          I personally share the opinion of American Association for the Advancement of Science, the World Health Organization, the American Medical Association, the U.S. National Academy of Sciences, the British Royal Society, and every other respected organization, that current GM crops pose no greater risk than non-GM crops.

          For nutrition, social and environmental reasons, I’d prefer the best of both worlds: nutritionally enhanced GMO foods (like Golden Rice and high EPA/DHA transgenic flax), pursued in the public sector and distributed at nominal cost to farmers (as with Golden Rice), using low chemical input methods borrowed from the sustainable side of organic agriculture.

          Organic crops that find their way to grocery wholesale are almost invariably grown on high chemical input factory farms. This kind of organic is arguably worse for the environment, as higher application rates of less selective and arguably more toxic compounds are required, and yields are about 20% lower requiring more tilled land. We’re probably not going to see widespread sustainable, but labor intensive practices (crop rotation, integrated pest management, companion planting) in large scale organic agriculture so long as energy inputs are so much cheaper than labor.

          I’m not particularly impressed by either Joe Mercola or Don Huber.

    • Susan

      While the rhetoric is that GMO rapeseed is modified for higher yield, there is no proof that the higher yield of any GMO plant has occurred. In the USA, most GMO crops in the Federal Register, are modified to resist Roundup or other herbicide spraying, such as Roundup Ready Canola, Roundup Ready Soy, Roundup Ready and Bt corn, Roundup Ready Sugar Beets, Roundup Ready Alfalfa. ALL these seeds have been patented and are owned by Monsanto.

      “The oil from the rape plant was used for industrial purposes…And the real problem with the name of rapeseed “rapeseed oil” is that the oil was so toxic that the FDA banned it for human consumption in 1956.”

      Learn more:

      • Darryl

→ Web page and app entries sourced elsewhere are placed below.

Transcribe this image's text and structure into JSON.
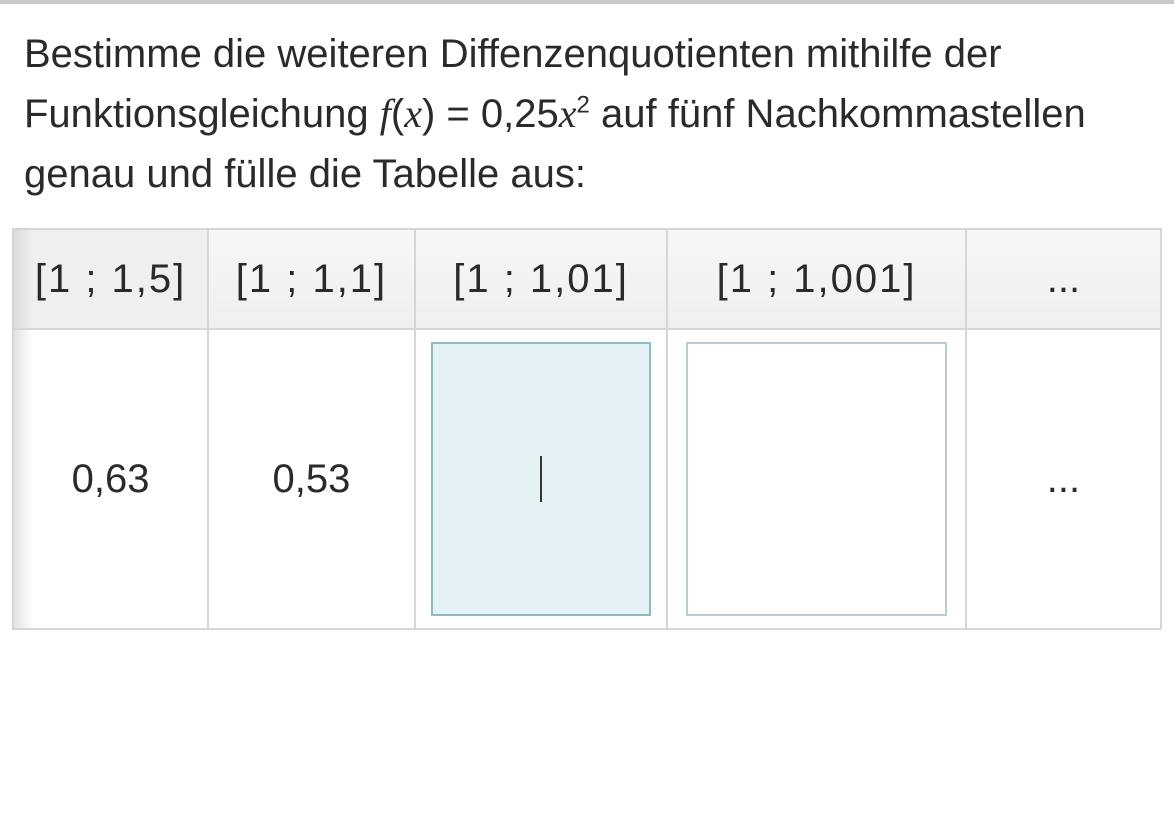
{
  "instruction": {
    "part1": "Bestimme die weiteren Diffenzenquotienten mithilfe der Funktionsgleichung ",
    "fx_f": "f",
    "fx_open": "(",
    "fx_x": "x",
    "fx_close": ") = 0,25",
    "fx_x2": "x",
    "fx_exp": "2",
    "part2": " auf fünf Nachkommastellen genau und fülle die Tabelle aus:"
  },
  "table": {
    "headers": [
      "[1 ; 1,5]",
      "[1 ; 1,1]",
      "[1 ; 1,01]",
      "[1 ; 1,001]",
      "..."
    ],
    "row": {
      "c1": "0,63",
      "c2": "0,53",
      "c3": "",
      "c4": "",
      "c5": "..."
    }
  }
}
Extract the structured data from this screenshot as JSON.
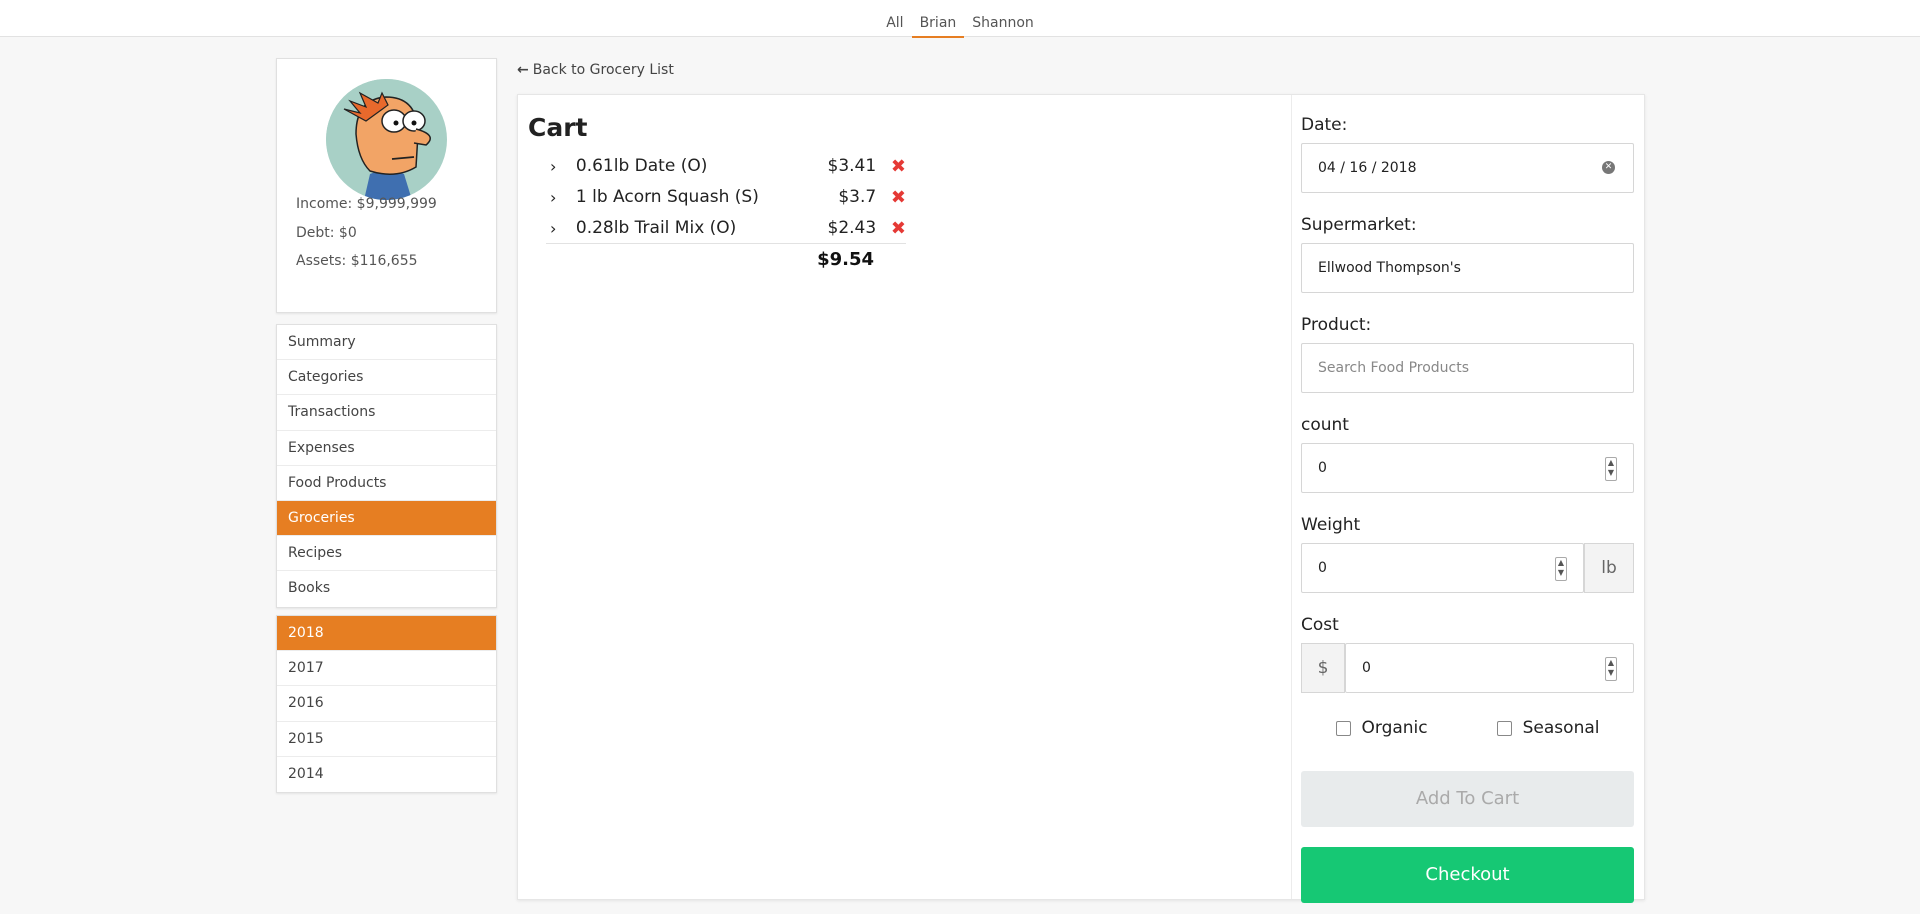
{
  "topnav": {
    "tabs": [
      "All",
      "Brian",
      "Shannon"
    ],
    "active": "Brian"
  },
  "profile": {
    "income": "Income: $9,999,999",
    "debt": "Debt: $0",
    "assets": "Assets: $116,655"
  },
  "menu": {
    "items": [
      "Summary",
      "Categories",
      "Transactions",
      "Expenses",
      "Food Products",
      "Groceries",
      "Recipes",
      "Books"
    ],
    "active": "Groceries"
  },
  "years": {
    "items": [
      "2018",
      "2017",
      "2016",
      "2015",
      "2014"
    ],
    "active": "2018"
  },
  "back_link": "Back to Grocery List",
  "cart": {
    "title": "Cart",
    "items": [
      {
        "name": "0.61lb Date (O)",
        "price": "$3.41"
      },
      {
        "name": "1 lb Acorn Squash (S)",
        "price": "$3.7"
      },
      {
        "name": "0.28lb Trail Mix (O)",
        "price": "$2.43"
      }
    ],
    "total": "$9.54"
  },
  "form": {
    "date_label": "Date:",
    "date_value": "04 / 16 / 2018",
    "supermarket_label": "Supermarket:",
    "supermarket_value": "Ellwood Thompson's",
    "product_label": "Product:",
    "product_placeholder": "Search Food Products",
    "count_label": "count",
    "count_value": "0",
    "weight_label": "Weight",
    "weight_value": "0",
    "weight_unit": "lb",
    "cost_label": "Cost",
    "cost_prefix": "$",
    "cost_value": "0",
    "organic_label": "Organic",
    "seasonal_label": "Seasonal",
    "add_button": "Add To Cart",
    "checkout_button": "Checkout"
  },
  "colors": {
    "accent": "#e67e22",
    "checkout": "#16c874",
    "delete": "#e53935"
  }
}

        Mustard oil has been the preferred cooking oil in Bengali and Nepalese cuisine for centuries. Its up to 42% erucic acid (vs the 0.5 to 1% in canola). We humans do a much better job digesting erucic acid than other species, so the myocardial lipidosis seen in rats and nursling pigs has never been documented in humans. The high consumption of mustard oil through much of the Indian subcontinent makes for a rather large human cohort for this adverse effect to have been missed.

        One consequence of the FDA ban that mustard oil is available in bottles labeled “for external use only”. A small obstacle for traditional consumers and those who enjoy mustard oil’s pungency.

  • Jo Ann Ivey

    No meat or dairy for me for a long time. And loving it! Will pass this info along to my grown sons. Off topic request DR. GREGER, but could you point me to where I would find the info for how many cardiac events/heart attacks were documented in the Framingham Heart Study for those people with cholesterol/LDL levels below a specific figure? Thanks.

    • Susan

      Obesity as an independent risk factor for cardiovascular disease: a 26-year follow-up of participants in the Framingham Heart Study by H B Hubert; M Feinleib;
      P M McNamara; W P Castelli